Ctrip states that its objective is to reward hotels for their diligent effort to make Chinese guests comfortable. “We aren’t like global OTAs. We are based in China, and if hotels put an effort to understand travellers from this market, their marketing message would be sharper,” said Zhong.
A hotel that is part of CPH gets a tag alongside its name on Ctrip’s platform. “When one runs a mouse over the property they can see the services offered by the hotel, and when one clicks to reach the landing page the details of the program are also explained. Also, just like the price, star-rating and other filters for searching a property, a user can see all the hotels that are part of CPH get listed for a particular destination,” said Zhong.
Is there any way to differentiate between properties of different category under CPH or does Ctrip charge for any preferential treatment? Not really, said Zhong. The team really doesn’t go deeper than categorizing all the hotels that fall under one destination. “The objective is to inform users that there are hotels that are prepared to embrace Chinese travellers with special preparation. Their efforts are highly encouraged.”
How does a group or an independent hotel become part of CPH?
“We work with groups to acquire CPH hotels, like Best Western qualified 53 hotels. We vet all the requisite aspects, our local team or market managers interact with the hotels and then we decide upon allocation of CPH tag.

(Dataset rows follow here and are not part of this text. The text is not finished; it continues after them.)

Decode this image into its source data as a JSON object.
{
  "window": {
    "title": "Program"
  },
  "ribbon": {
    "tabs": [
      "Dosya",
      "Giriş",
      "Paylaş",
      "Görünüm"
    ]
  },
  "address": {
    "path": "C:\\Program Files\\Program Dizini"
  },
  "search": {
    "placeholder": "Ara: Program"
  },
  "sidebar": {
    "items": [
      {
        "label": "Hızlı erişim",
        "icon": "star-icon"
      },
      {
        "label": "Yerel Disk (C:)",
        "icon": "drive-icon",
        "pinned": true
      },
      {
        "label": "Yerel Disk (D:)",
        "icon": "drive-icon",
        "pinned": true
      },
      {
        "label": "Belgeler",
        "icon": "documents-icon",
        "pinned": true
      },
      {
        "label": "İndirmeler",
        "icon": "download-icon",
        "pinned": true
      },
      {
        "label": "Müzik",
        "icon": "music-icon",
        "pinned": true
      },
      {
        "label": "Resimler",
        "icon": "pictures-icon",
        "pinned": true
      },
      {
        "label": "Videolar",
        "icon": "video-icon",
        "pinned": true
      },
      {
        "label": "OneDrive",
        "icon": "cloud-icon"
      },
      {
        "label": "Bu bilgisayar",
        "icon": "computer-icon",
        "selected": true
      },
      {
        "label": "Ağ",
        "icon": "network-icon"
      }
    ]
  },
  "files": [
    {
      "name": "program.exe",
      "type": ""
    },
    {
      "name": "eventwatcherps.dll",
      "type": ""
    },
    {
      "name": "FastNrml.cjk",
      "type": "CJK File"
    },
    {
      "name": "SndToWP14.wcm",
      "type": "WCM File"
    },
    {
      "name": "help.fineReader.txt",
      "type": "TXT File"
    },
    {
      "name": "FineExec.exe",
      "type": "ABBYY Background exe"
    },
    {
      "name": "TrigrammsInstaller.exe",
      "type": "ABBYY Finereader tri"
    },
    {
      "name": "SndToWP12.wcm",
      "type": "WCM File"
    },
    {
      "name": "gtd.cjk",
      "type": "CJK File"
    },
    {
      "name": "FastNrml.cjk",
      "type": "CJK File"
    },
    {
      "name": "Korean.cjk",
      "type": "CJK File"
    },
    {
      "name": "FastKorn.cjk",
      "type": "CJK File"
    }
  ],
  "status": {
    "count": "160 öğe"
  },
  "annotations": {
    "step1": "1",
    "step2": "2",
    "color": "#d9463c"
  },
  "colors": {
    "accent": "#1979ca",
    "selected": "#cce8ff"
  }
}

It is one-time investment for a hotel, but as we have seen with the conversion rate, it definitely benefits everyone involved in a booking,” said Zhong.
Ctrip’s ranking algorithm considers hotels that fall under CPH and when a search happens, they do figure prominently in the listing.